What happens when you take a thing, then make a copy, then make copies of the copies, and so on? If your copies are perfect, you will just get a bunch of identical copies of the original. But if your copies are not perfect, something else happens. Suppose you perform this process with photocopies of a sheet of paper with text on it. Over time, various discrepancies will creep in. For example, during one of your copies there may be a hair on the surface of the copy machine, and this hair will show up as an extra line on the copy.
Then, when you make copies of the sheet with the extra line, all the copies you make of it, and all the copies of the copies of that sheet, and so on, will all have an extra line.
At the end you will be able to divide your copies into at least two families: ones with the extra line, and ones without it. In practice you will not get just two families, but families within families within families, and so on.
There are two facts about living things, neither of which is all that hard to notice.
First, living things make copies of themselves. They are not perfect copies but imperfect ones, with differences from the original.
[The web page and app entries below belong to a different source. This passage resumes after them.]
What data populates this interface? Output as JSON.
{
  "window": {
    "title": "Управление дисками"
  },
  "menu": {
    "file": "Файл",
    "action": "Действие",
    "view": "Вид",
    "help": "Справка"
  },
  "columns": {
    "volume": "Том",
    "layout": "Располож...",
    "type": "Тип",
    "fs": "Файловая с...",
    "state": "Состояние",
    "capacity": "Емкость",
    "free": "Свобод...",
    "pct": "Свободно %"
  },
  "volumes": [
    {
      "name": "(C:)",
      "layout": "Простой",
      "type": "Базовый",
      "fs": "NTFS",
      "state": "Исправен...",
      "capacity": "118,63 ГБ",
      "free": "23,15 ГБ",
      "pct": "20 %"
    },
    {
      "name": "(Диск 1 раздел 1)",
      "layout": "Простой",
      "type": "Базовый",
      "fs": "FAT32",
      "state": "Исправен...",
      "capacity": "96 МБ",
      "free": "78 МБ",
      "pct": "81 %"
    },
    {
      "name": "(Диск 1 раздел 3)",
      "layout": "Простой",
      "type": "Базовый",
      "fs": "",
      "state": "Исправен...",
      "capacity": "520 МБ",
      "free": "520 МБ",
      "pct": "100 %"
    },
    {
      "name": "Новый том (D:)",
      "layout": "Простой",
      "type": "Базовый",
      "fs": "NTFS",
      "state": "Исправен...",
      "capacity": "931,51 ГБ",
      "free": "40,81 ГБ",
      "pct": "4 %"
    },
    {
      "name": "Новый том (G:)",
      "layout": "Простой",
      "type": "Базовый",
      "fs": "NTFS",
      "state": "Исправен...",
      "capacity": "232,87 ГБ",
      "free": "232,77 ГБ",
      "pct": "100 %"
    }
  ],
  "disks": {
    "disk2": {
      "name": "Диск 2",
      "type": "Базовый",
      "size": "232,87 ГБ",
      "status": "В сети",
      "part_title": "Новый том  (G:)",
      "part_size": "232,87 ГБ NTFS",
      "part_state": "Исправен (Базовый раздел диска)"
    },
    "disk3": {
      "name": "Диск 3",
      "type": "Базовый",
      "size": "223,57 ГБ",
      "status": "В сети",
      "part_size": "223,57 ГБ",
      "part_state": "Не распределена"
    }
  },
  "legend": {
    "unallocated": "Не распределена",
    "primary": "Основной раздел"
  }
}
Second, living things are organized in the way discussed above, as families within families. Thus there are various kinds of dog such as the chihuahua and the golden retriever, which are both kinds of dog. And then there are dogs and wolves, which are pretty similar themselves. And wolves have a similar relationship with coyotes and jackals. And all of these canine species have a similar relationship with cat families, and so on.
These two facts are evidence for common descent, that is, evidence that all of these living things are remote descendants of a lengthy process of the imperfect copying of one original ancestor.
Nonetheless, the theory was rarely proposed, if not non-existent, before the eighteenth century. Empedocles anticipated the theory of natural selection, as in this statement by Aristotle:
Wherever then all the parts came about just what they would have been if they had come be for an end, such things survived, being organized spontaneously in a fitting way; whereas those which grew otherwise perished and continue to perish, as Empedocles says his ‘man-faced ox-progeny’ did.
Empedocles, however, implied (for example by speaking of “man-faced ox-progeny”) that things came to be by chance, and does not seem to have suggested common descent in particular.
Given the presence of evidence for common descent, why was the theory not proposed much earlier? I have two guesses regarding the reason for this. First, the existence of an apparently settled account in the book of Genesis. Second, the fact that it is difficult for people to conceive of long periods of time and of their effects. People have a hard time even with much shorter periods of time, let alone the idea of considering the effects of the passage of millions of years.